====== DATA RECORDS

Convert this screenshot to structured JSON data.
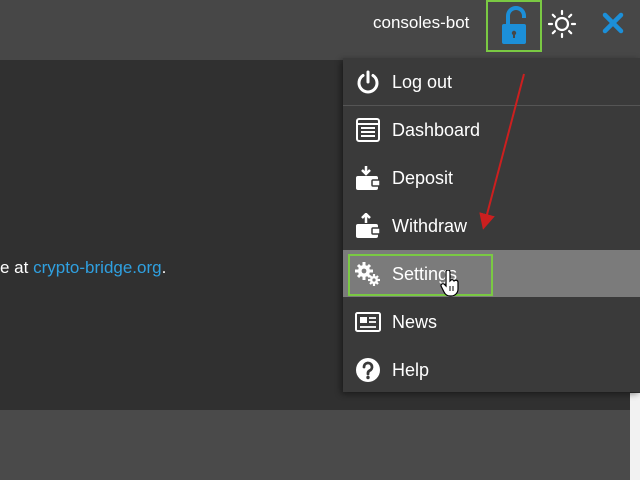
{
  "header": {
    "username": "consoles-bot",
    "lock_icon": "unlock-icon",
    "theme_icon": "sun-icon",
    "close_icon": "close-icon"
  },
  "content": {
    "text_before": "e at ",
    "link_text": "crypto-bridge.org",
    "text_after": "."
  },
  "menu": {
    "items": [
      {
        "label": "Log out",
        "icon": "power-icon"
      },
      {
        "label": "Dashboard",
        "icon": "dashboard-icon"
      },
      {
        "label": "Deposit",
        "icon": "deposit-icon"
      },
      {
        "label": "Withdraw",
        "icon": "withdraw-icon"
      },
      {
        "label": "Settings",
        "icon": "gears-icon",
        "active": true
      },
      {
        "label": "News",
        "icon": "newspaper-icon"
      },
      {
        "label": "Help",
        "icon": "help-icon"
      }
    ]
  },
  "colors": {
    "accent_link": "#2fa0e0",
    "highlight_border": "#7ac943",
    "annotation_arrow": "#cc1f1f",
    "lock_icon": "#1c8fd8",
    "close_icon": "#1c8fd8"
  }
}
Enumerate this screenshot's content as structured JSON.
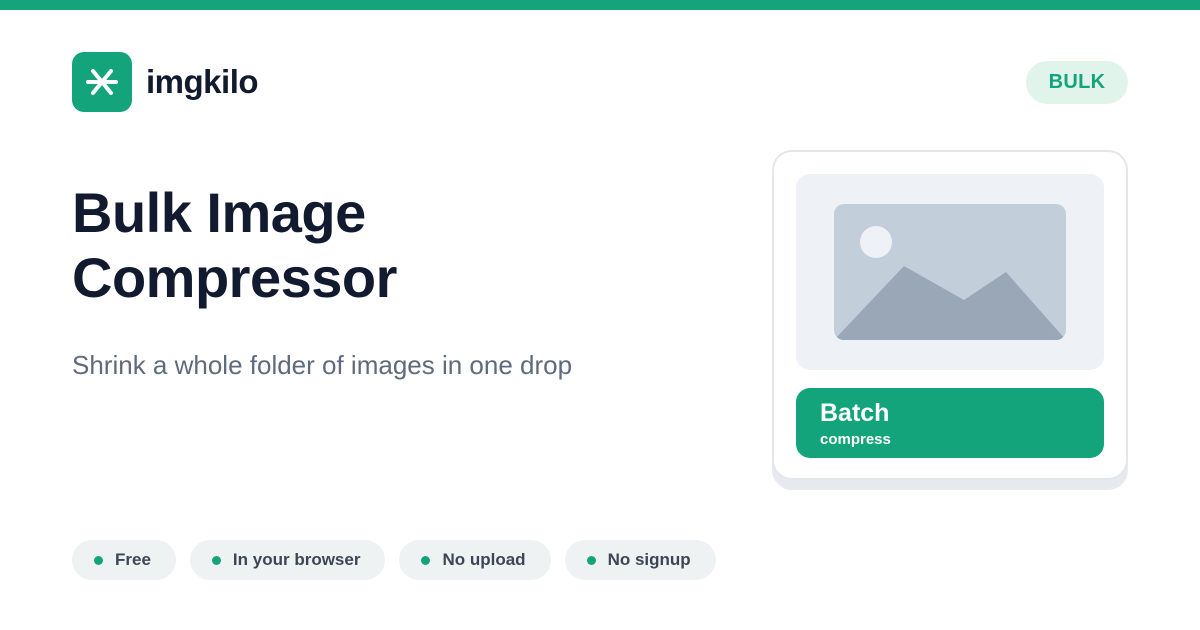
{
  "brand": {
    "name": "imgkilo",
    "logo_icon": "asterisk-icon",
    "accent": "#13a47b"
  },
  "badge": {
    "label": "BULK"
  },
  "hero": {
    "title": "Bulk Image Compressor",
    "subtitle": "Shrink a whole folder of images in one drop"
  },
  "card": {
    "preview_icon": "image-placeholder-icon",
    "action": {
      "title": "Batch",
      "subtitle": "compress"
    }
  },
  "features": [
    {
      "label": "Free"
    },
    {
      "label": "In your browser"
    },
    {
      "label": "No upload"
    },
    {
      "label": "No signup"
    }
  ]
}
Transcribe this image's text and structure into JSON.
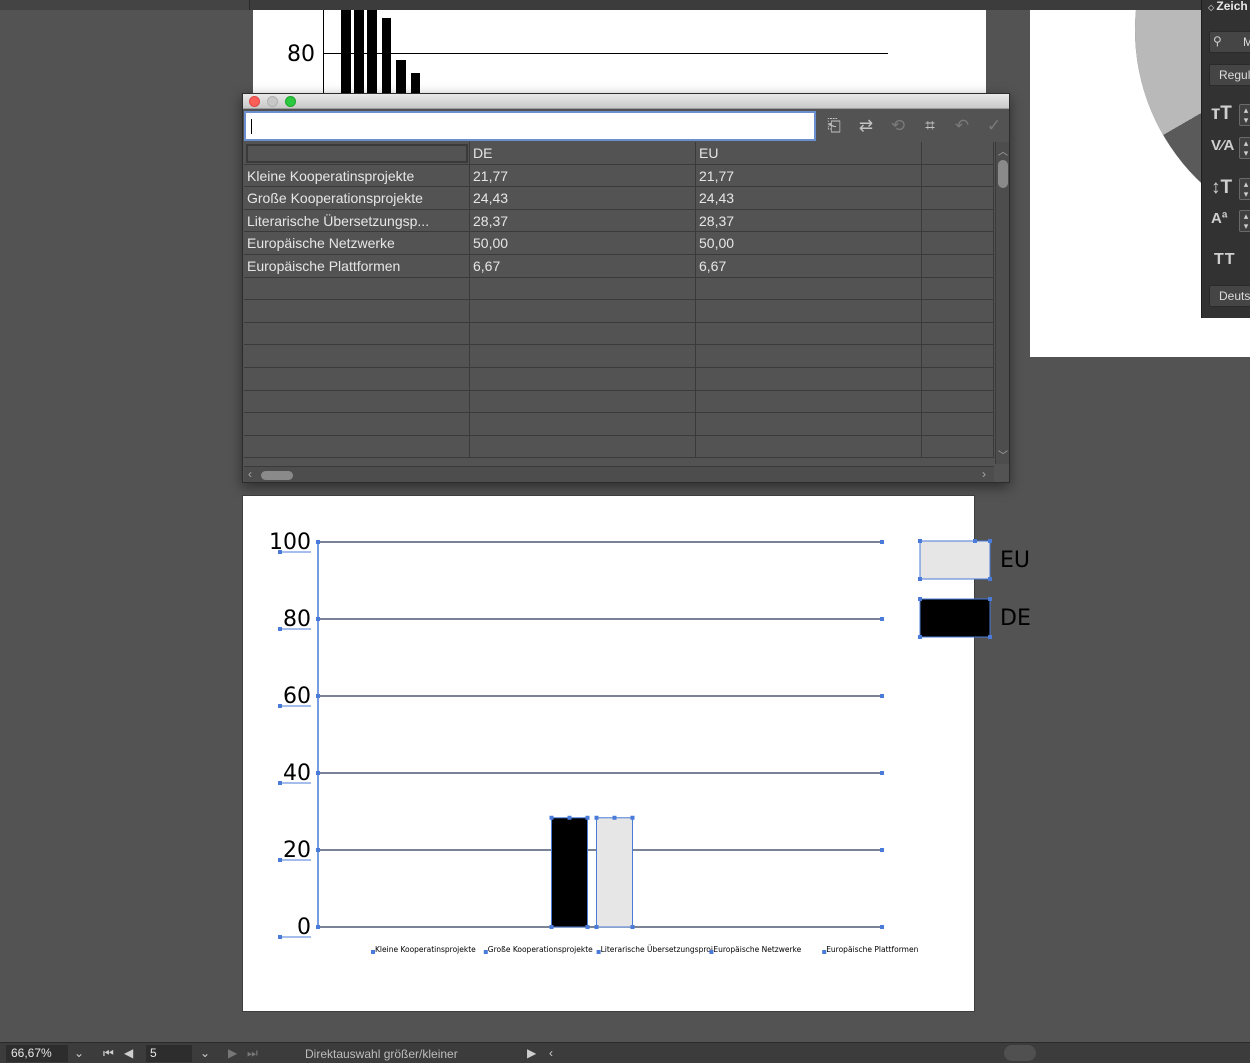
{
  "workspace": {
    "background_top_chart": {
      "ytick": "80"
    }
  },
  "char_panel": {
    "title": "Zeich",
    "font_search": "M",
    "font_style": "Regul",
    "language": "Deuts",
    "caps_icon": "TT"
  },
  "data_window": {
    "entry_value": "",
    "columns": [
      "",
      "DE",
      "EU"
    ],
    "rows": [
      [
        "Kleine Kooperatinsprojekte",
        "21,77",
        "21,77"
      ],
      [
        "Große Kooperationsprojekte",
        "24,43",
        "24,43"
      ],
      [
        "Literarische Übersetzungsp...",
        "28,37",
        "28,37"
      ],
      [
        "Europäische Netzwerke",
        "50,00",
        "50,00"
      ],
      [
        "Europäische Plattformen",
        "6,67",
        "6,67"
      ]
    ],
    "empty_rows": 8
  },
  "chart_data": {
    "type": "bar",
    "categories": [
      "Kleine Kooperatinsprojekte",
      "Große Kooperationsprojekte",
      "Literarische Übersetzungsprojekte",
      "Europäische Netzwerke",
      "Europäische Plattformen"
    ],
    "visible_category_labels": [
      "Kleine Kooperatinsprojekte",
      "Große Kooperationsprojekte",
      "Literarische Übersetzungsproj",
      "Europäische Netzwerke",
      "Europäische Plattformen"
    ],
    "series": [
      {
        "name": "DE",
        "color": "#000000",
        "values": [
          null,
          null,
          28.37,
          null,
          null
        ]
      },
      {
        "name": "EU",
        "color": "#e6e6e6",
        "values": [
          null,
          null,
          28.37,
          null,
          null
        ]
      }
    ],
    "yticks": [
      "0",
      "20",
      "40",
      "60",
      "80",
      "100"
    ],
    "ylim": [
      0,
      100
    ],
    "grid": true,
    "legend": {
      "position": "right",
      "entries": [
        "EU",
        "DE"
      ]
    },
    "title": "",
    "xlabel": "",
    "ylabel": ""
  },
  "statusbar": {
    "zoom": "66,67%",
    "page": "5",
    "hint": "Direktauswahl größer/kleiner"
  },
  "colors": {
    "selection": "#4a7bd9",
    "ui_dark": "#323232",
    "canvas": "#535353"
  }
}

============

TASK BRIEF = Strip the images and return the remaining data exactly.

SOLUTION TO THIS EXERCISE =
Convert this screenshot to structured JSON data.
{
  "header": {
    "username": "consoles-bot",
    "lock_icon": "unlock-icon",
    "theme_icon": "sun-icon",
    "close_icon": "close-icon"
  },
  "content": {
    "text_before": "e at ",
    "link_text": "crypto-bridge.org",
    "text_after": "."
  },
  "menu": {
    "items": [
      {
        "label": "Log out",
        "icon": "power-icon"
      },
      {
        "label": "Dashboard",
        "icon": "dashboard-icon"
      },
      {
        "label": "Deposit",
        "icon": "deposit-icon"
      },
      {
        "label": "Withdraw",
        "icon": "withdraw-icon"
      },
      {
        "label": "Settings",
        "icon": "gears-icon",
        "active": true
      },
      {
        "label": "News",
        "icon": "newspaper-icon"
      },
      {
        "label": "Help",
        "icon": "help-icon"
      }
    ]
  },
  "colors": {
    "accent_link": "#2fa0e0",
    "highlight_border": "#7ac943",
    "annotation_arrow": "#cc1f1f",
    "lock_icon": "#1c8fd8",
    "close_icon": "#1c8fd8"
  }
}
Enumerate this screenshot's content as structured JSON.
{
  "brand": {
    "name": "imgkilo",
    "logo_icon": "asterisk-icon",
    "accent": "#13a47b"
  },
  "badge": {
    "label": "BULK"
  },
  "hero": {
    "title": "Bulk Image Compressor",
    "subtitle": "Shrink a whole folder of images in one drop"
  },
  "card": {
    "preview_icon": "image-placeholder-icon",
    "action": {
      "title": "Batch",
      "subtitle": "compress"
    }
  },
  "features": [
    {
      "label": "Free"
    },
    {
      "label": "In your browser"
    },
    {
      "label": "No upload"
    },
    {
      "label": "No signup"
    }
  ]
}
Transcribe this image's text and structure into JSON.
{
  "workspace": {
    "background_top_chart": {
      "ytick": "80"
    }
  },
  "char_panel": {
    "title": "Zeich",
    "font_search": "M",
    "font_style": "Regul",
    "language": "Deuts",
    "caps_icon": "TT"
  },
  "data_window": {
    "entry_value": "",
    "columns": [
      "",
      "DE",
      "EU"
    ],
    "rows": [
      [
        "Kleine Kooperatinsprojekte",
        "21,77",
        "21,77"
      ],
      [
        "Große Kooperationsprojekte",
        "24,43",
        "24,43"
      ],
      [
        "Literarische Übersetzungsp...",
        "28,37",
        "28,37"
      ],
      [
        "Europäische Netzwerke",
        "50,00",
        "50,00"
      ],
      [
        "Europäische Plattformen",
        "6,67",
        "6,67"
      ]
    ],
    "empty_rows": 8
  },
  "chart_data": {
    "type": "bar",
    "categories": [
      "Kleine Kooperatinsprojekte",
      "Große Kooperationsprojekte",
      "Literarische Übersetzungsprojekte",
      "Europäische Netzwerke",
      "Europäische Plattformen"
    ],
    "visible_category_labels": [
      "Kleine Kooperatinsprojekte",
      "Große Kooperationsprojekte",
      "Literarische Übersetzungsproj",
      "Europäische Netzwerke",
      "Europäische Plattformen"
    ],
    "series": [
      {
        "name": "DE",
        "color": "#000000",
        "values": [
          null,
          null,
          28.37,
          null,
          null
        ]
      },
      {
        "name": "EU",
        "color": "#e6e6e6",
        "values": [
          null,
          null,
          28.37,
          null,
          null
        ]
      }
    ],
    "yticks": [
      "0",
      "20",
      "40",
      "60",
      "80",
      "100"
    ],
    "ylim": [
      0,
      100
    ],
    "grid": true,
    "legend": {
      "position": "right",
      "entries": [
        "EU",
        "DE"
      ]
    },
    "title": "",
    "xlabel": "",
    "ylabel": ""
  },
  "statusbar": {
    "zoom": "66,67%",
    "page": "5",
    "hint": "Direktauswahl größer/kleiner"
  },
  "colors": {
    "selection": "#4a7bd9",
    "ui_dark": "#323232",
    "canvas": "#535353"
  }
}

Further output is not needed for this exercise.